Feeling low sometimes is normal, but some people feel a sadness that just won’t go away. Life appears hopeless. Feeling like this most of the day for two weeks or more is an indicator of serious depression.
Several studies have implied that diabetes doubles the risk of depression compared to those who do not have the disorder. The chances of becoming depressed increases as diabetes related complications increase. It has been proved that when depressed, the patient is not motivated enough to take care of himself, eat healthy or take medicines regularly. This adversely affects the diabetes management plan.
Depressed people indulge in unhealthy eating practices- eating the wrong kinds of food or eating wrong quantities of food. They may feel isolated, different and alone, get overwhelmed with their diabetes and therefore get further depressed. On the flip side, depressed people may get so preoccupied with their own illness that they will increase time, energy and inclination to manage their diabetes.
As you can see, this is a vicious cycle which definitely requires medical intervention. One will need to consult the doctor and a psychiatrist, who can together chart out the intervention program. This multi-pronged attack will take into account the medicines one can have which will not affect blood sugar levels, as well as propose a healthy food regime.
Working on both fronts is the only way to go about things, thereby effectively handling diabetes as well as depression.

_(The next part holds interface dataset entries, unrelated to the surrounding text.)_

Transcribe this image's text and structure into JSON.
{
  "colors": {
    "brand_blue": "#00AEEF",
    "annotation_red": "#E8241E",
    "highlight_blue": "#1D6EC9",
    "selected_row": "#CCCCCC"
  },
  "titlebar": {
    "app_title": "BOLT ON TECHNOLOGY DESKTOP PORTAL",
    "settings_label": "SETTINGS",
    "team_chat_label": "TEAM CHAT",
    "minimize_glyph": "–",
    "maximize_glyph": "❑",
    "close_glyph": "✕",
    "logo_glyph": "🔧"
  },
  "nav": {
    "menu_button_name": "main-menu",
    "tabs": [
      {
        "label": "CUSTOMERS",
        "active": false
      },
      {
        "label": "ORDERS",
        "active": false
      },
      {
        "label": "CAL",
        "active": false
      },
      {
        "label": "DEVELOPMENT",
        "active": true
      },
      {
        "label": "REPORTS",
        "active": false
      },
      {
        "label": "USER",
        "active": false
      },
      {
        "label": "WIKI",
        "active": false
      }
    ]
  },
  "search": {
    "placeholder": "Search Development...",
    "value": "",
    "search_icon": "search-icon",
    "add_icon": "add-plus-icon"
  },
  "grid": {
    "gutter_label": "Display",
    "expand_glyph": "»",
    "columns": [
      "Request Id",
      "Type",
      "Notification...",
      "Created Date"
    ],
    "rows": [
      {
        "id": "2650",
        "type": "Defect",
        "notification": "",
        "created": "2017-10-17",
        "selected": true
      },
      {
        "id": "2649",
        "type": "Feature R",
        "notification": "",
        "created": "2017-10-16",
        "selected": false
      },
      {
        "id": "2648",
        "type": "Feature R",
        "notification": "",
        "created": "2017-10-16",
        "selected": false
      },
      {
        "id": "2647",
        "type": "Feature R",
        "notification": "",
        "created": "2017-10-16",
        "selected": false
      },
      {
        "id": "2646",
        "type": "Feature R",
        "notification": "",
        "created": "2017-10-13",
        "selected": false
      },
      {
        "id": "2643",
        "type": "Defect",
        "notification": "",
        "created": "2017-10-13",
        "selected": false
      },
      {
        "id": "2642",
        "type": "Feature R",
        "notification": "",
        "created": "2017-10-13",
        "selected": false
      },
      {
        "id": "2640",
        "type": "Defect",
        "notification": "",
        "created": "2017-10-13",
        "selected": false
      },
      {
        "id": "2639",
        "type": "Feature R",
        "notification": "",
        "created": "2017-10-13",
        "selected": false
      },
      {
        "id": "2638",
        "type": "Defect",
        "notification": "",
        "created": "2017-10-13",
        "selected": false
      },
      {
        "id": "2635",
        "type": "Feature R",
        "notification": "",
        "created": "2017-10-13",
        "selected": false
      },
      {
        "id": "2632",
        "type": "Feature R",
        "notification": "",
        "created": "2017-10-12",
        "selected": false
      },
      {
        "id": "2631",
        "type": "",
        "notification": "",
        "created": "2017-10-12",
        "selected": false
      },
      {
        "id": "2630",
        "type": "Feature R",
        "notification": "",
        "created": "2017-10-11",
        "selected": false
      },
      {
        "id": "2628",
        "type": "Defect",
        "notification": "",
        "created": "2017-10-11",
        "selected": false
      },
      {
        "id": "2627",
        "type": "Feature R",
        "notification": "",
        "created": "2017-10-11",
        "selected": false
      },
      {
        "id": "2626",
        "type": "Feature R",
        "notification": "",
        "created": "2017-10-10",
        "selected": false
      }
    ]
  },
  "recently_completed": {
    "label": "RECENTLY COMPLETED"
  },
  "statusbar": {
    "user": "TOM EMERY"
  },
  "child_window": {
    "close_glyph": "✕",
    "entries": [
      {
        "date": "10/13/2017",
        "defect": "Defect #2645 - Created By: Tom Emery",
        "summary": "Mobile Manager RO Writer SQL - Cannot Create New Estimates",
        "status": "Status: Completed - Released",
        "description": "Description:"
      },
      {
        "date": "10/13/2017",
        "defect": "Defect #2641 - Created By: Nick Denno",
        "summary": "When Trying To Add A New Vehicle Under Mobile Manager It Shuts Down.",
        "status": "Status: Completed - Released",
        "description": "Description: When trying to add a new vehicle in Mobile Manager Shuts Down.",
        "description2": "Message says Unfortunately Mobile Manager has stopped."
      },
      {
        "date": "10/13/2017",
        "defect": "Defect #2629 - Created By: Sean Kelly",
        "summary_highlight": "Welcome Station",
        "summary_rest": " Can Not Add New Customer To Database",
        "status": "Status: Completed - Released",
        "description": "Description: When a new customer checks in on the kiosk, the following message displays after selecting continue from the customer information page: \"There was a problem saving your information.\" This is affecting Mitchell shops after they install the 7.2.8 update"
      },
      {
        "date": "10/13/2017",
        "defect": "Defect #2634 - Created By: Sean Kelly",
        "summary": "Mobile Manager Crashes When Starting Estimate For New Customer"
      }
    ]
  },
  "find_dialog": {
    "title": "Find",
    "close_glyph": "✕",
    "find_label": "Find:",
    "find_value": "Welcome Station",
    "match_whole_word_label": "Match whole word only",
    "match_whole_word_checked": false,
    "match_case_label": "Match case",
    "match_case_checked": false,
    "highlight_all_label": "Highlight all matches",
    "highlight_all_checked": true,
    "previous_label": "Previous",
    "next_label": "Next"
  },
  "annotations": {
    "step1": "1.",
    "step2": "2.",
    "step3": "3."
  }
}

Most important, one may have to make drastic lifestyle changes, because stress is one of the main underlying factors common to both diseases.
E19 – Diabetes and Depression – www.diabetic.today